*** Opening SUPPLIED INFORMATION ***
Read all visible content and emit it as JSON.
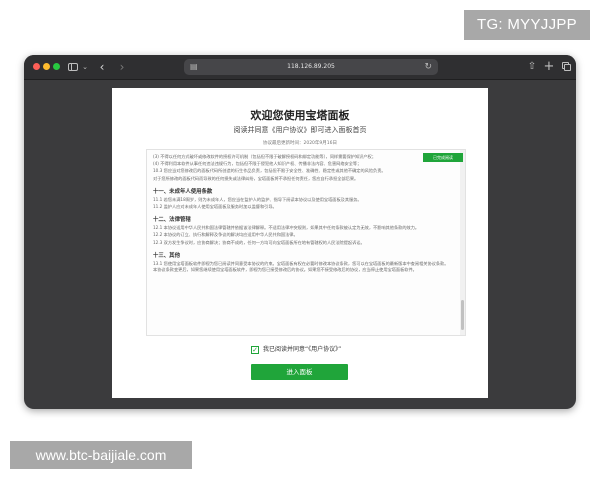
{
  "watermarks": {
    "top": "TG: MYYJJPP",
    "bottom": "www.btc-baijiale.com"
  },
  "browser": {
    "url": "118.126.89.205",
    "icons": [
      "sidebar-icon",
      "chevron-down-icon",
      "back-icon",
      "forward-icon",
      "page-icon",
      "reload-icon",
      "share-icon",
      "plus-icon",
      "tabs-icon"
    ]
  },
  "page": {
    "title": "欢迎您使用宝塔面板",
    "subtitle": "阅读并同意《用户协议》即可进入面板首页",
    "updated": "协议最后更新时间：2020年9月16日",
    "read_badge": "已完成阅读",
    "agreement": {
      "sections": [
        {
          "heading": "",
          "paragraphs": [
            "(3) 不得以任何方式破坏或修改软件的授权许可机制（包括但不限于破解授权码和绑定功能等），同样需要保护知识产权；",
            "(4) 不得利用本软件从事任何违法违规行为，包括但不限于侵犯他人知识产权、传播非法内容、危害网络安全等；",
            "10.3 您应当对您修改后的面板代码所创造的衍生作品负责，包括但不限于安全性、准确性、稳定性或其他不确定的风险负责。",
            "对于您所修改的面板代码而导致的任何损失或法律纠纷，宝塔面板将不承担任何责任，您应自行承担全部后果。"
          ]
        },
        {
          "heading": "十一、未成年人使用条款",
          "paragraphs": [
            "11.1 若您未满18周岁，则为未成年人，您应当在监护人的监护、指导下阅读本协议以及使用宝塔面板及其服务。",
            "11.2 监护人应对未成年人使用宝塔面板及服务时加以监督和引导。"
          ]
        },
        {
          "heading": "十二、法律管辖",
          "paragraphs": [
            "12.1 本协议适用中华人民共和国法律管辖并依据该法律解释。不适用法律冲突规则，如果其中任何条款被认定为无效，不影响其他条款的效力。",
            "12.2 本协议的订立、执行和解释及争议的解决均应适用中华人民共和国法律。",
            "12.3 双方发生争议时，应协商解决；协商不成的，任何一方均可向宝塔面板所在地有管辖权的人民法院提起诉讼。"
          ]
        },
        {
          "heading": "十三、其他",
          "paragraphs": [
            "13.1 您使用宝塔面板软件即视为您已阅读并同意受本协议的约束。宝塔面板有权在必要时修改本协议条款，您可以在宝塔面板的最新版本中查阅相关协议条款。本协议条款变更后，如果您继续使用宝塔面板软件，即视为您已接受修改后的协议。如果您不接受修改后的协议，应当停止使用宝塔面板软件。"
          ]
        }
      ]
    },
    "agree_label": "我已阅读并同意“《用户协议》”",
    "enter_button": "进入面板"
  },
  "colors": {
    "accent": "#20a53a",
    "window_bg": "#3b3b3d",
    "toolbar_bg": "#2f2f31"
  }
}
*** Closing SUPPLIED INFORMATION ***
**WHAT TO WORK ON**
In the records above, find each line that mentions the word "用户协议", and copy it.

**RESPONSE TO THE EXERCISE**
    "subtitle": "阅读并同意《用户协议》即可进入面板首页",
    "agree_label": "我已阅读并同意“《用户协议》”",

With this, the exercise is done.